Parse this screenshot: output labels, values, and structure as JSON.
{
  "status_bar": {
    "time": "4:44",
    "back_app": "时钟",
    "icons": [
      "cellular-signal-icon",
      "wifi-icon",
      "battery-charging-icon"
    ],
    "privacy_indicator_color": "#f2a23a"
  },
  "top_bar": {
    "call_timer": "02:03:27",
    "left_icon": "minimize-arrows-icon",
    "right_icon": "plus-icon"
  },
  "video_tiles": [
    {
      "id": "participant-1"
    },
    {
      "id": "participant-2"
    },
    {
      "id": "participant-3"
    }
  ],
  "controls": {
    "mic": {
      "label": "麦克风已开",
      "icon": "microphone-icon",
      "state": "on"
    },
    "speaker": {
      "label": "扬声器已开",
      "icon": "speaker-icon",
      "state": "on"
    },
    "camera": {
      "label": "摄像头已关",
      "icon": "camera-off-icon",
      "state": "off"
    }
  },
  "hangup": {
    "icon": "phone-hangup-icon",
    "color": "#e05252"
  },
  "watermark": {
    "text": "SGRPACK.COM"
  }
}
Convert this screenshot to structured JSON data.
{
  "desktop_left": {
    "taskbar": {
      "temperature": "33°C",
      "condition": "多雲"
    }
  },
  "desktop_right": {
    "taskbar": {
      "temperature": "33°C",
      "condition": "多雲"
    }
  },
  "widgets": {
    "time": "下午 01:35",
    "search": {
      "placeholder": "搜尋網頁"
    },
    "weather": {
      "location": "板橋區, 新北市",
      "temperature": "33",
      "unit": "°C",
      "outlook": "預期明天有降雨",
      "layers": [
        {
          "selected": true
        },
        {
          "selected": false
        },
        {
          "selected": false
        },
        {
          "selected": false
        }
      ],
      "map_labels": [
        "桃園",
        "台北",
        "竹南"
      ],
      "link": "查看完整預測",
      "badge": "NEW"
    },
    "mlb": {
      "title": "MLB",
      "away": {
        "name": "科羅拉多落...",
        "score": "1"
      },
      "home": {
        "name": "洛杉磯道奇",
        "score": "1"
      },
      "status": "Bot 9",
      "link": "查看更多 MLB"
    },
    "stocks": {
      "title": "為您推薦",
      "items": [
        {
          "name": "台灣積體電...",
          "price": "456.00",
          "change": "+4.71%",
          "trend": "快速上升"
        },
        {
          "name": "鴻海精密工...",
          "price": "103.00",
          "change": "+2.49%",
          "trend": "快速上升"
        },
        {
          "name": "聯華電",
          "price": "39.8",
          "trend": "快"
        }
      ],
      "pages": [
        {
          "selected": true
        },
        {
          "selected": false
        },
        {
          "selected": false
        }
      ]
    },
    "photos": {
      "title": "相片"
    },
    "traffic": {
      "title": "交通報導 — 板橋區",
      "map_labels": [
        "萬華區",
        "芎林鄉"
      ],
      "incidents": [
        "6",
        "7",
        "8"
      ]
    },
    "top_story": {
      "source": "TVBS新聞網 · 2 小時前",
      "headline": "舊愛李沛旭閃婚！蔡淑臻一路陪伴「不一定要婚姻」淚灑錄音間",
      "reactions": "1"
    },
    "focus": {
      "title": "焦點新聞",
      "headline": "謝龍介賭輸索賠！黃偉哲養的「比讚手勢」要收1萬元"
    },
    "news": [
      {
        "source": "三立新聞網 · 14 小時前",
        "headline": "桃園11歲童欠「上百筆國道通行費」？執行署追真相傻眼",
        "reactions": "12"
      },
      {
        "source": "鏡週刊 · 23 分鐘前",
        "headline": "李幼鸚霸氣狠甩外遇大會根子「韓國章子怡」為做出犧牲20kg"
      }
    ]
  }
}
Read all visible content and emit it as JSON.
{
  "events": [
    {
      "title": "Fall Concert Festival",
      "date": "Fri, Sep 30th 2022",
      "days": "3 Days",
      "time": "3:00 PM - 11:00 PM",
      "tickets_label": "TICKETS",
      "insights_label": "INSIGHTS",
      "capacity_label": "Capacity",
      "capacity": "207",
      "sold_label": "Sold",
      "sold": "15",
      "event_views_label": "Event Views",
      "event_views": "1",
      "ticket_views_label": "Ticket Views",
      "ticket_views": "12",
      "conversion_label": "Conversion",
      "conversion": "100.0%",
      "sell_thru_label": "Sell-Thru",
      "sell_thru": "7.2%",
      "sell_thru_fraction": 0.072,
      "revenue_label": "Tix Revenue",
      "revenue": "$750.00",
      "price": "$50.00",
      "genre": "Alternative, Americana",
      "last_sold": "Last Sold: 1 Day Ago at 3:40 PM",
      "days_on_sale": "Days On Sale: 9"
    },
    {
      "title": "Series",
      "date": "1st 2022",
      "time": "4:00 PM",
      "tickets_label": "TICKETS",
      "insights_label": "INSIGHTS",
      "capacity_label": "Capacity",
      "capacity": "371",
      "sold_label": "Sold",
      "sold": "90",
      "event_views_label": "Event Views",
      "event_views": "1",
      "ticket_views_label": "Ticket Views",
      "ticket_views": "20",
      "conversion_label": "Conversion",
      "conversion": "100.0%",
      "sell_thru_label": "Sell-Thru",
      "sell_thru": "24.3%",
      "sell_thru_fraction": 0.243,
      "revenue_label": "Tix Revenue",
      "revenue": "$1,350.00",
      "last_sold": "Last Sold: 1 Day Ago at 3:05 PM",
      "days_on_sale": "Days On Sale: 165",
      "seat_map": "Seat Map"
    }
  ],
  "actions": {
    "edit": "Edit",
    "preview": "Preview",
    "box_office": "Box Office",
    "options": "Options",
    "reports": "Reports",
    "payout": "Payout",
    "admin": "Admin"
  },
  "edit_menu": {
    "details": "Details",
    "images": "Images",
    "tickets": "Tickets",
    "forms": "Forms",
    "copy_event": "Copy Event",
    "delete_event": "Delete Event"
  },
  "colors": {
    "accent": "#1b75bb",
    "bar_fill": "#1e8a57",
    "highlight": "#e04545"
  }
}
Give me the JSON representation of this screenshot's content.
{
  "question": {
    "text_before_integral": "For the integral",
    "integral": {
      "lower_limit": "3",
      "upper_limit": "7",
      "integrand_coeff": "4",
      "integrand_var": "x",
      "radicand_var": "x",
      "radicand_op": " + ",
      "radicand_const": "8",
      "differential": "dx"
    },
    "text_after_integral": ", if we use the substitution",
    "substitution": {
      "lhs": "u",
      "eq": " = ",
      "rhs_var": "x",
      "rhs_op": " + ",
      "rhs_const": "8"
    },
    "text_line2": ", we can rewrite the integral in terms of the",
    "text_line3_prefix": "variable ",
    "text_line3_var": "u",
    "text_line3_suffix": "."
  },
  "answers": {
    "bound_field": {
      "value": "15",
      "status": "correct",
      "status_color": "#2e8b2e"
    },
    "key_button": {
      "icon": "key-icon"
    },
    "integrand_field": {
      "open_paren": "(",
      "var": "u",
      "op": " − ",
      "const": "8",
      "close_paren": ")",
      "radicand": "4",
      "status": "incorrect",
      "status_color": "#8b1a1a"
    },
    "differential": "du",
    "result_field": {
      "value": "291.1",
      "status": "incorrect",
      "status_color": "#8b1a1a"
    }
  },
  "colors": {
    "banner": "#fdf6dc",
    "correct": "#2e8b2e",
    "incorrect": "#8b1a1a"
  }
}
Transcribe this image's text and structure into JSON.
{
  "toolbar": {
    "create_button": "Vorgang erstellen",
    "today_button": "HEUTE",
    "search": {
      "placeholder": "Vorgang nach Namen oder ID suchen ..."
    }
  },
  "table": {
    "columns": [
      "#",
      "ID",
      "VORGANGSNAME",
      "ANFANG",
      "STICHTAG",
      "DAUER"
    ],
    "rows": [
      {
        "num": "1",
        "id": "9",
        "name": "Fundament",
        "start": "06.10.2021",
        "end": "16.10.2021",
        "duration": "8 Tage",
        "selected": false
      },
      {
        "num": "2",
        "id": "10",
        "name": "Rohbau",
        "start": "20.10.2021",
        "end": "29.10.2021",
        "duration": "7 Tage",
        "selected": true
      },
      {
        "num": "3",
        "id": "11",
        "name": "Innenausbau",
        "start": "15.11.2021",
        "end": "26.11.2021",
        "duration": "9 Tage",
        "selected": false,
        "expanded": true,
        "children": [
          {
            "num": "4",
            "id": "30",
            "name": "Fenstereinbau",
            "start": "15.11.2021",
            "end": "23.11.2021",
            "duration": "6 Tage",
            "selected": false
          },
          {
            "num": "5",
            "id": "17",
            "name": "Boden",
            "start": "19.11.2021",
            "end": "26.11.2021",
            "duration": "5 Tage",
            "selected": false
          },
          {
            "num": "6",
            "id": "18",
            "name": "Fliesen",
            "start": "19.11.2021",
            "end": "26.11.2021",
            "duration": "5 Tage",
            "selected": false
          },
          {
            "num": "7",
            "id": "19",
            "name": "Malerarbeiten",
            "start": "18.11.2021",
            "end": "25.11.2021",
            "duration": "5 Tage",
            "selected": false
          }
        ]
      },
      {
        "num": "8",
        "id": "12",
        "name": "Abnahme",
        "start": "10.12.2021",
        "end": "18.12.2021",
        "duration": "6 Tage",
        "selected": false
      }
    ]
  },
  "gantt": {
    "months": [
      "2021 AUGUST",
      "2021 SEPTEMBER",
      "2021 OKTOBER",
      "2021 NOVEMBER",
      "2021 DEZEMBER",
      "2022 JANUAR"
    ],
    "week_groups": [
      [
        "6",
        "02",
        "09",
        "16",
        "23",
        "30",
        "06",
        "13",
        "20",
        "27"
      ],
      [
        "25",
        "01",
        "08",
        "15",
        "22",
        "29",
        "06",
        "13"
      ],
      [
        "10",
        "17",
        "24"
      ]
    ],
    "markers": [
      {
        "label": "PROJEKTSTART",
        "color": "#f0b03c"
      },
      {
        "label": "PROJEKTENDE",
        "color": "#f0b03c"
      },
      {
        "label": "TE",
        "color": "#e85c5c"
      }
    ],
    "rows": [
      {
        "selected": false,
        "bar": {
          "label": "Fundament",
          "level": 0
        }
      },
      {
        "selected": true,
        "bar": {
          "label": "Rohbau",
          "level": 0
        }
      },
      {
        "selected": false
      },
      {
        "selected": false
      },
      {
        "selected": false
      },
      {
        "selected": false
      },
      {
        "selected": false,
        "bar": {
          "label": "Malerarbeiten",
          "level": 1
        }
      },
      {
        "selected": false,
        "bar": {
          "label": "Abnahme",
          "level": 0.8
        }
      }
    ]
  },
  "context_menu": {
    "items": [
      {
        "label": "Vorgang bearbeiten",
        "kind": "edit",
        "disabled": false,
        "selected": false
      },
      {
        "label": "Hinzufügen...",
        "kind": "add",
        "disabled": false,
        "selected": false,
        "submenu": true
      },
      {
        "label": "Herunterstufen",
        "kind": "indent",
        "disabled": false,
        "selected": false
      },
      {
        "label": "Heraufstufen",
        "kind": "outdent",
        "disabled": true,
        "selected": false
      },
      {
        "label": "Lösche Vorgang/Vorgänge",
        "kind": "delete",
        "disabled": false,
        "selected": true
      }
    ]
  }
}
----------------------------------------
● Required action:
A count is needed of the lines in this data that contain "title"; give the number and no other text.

● Solution to the exercise:
7